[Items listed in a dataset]
###

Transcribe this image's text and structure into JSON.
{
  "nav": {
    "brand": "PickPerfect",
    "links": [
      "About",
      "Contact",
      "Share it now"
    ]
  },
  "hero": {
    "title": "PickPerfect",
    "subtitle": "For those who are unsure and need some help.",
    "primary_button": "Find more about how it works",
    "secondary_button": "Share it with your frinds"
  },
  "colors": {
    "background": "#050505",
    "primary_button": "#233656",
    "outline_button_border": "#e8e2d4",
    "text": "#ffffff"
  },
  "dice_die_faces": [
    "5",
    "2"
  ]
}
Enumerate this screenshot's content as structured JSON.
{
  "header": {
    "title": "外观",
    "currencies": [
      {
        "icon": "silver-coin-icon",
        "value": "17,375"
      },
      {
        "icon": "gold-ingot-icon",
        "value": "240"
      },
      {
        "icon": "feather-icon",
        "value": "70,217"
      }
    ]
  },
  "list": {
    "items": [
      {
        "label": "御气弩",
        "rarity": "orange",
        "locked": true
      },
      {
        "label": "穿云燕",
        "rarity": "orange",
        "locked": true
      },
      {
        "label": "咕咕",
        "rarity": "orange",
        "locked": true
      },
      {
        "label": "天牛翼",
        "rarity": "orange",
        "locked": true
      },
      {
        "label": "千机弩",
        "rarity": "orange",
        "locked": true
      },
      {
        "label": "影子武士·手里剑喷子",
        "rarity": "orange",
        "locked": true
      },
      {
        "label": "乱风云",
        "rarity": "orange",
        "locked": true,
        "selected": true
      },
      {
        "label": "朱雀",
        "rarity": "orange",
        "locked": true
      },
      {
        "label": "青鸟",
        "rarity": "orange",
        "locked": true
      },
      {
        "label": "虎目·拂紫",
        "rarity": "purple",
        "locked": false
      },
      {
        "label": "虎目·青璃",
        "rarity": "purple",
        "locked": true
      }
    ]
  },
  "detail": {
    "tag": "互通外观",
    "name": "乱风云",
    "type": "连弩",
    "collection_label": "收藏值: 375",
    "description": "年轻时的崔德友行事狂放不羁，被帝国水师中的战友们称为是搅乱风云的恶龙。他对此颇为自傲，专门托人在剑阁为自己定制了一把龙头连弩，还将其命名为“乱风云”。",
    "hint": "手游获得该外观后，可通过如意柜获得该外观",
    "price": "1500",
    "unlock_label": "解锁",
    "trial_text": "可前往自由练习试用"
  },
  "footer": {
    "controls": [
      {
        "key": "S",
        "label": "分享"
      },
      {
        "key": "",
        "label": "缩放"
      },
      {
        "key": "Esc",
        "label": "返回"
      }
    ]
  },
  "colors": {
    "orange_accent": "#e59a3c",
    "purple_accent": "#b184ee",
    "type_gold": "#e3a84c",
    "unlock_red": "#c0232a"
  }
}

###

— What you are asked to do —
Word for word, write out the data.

— Exercise result —
Transcribe this image's text and structure into JSON.
{
  "nav": {
    "brand": "PickPerfect",
    "links": [
      "About",
      "Contact",
      "Share it now"
    ]
  },
  "hero": {
    "title": "PickPerfect",
    "subtitle": "For those who are unsure and need some help.",
    "primary_button": "Find more about how it works",
    "secondary_button": "Share it with your frinds"
  },
  "colors": {
    "background": "#050505",
    "primary_button": "#233656",
    "outline_button_border": "#e8e2d4",
    "text": "#ffffff"
  },
  "dice_die_faces": [
    "5",
    "2"
  ]
}
Enumerate this screenshot's content as structured JSON.
{
  "header": {
    "title": "外观",
    "currencies": [
      {
        "icon": "silver-coin-icon",
        "value": "17,375"
      },
      {
        "icon": "gold-ingot-icon",
        "value": "240"
      },
      {
        "icon": "feather-icon",
        "value": "70,217"
      }
    ]
  },
  "list": {
    "items": [
      {
        "label": "御气弩",
        "rarity": "orange",
        "locked": true
      },
      {
        "label": "穿云燕",
        "rarity": "orange",
        "locked": true
      },
      {
        "label": "咕咕",
        "rarity": "orange",
        "locked": true
      },
      {
        "label": "天牛翼",
        "rarity": "orange",
        "locked": true
      },
      {
        "label": "千机弩",
        "rarity": "orange",
        "locked": true
      },
      {
        "label": "影子武士·手里剑喷子",
        "rarity": "orange",
        "locked": true
      },
      {
        "label": "乱风云",
        "rarity": "orange",
        "locked": true,
        "selected": true
      },
      {
        "label": "朱雀",
        "rarity": "orange",
        "locked": true
      },
      {
        "label": "青鸟",
        "rarity": "orange",
        "locked": true
      },
      {
        "label": "虎目·拂紫",
        "rarity": "purple",
        "locked": false
      },
      {
        "label": "虎目·青璃",
        "rarity": "purple",
        "locked": true
      }
    ]
  },
  "detail": {
    "tag": "互通外观",
    "name": "乱风云",
    "type": "连弩",
    "collection_label": "收藏值: 375",
    "description": "年轻时的崔德友行事狂放不羁，被帝国水师中的战友们称为是搅乱风云的恶龙。他对此颇为自傲，专门托人在剑阁为自己定制了一把龙头连弩，还将其命名为“乱风云”。",
    "hint": "手游获得该外观后，可通过如意柜获得该外观",
    "price": "1500",
    "unlock_label": "解锁",
    "trial_text": "可前往自由练习试用"
  },
  "footer": {
    "controls": [
      {
        "key": "S",
        "label": "分享"
      },
      {
        "key": "",
        "label": "缩放"
      },
      {
        "key": "Esc",
        "label": "返回"
      }
    ]
  },
  "colors": {
    "orange_accent": "#e59a3c",
    "purple_accent": "#b184ee",
    "type_gold": "#e3a84c",
    "unlock_red": "#c0232a"
  }
}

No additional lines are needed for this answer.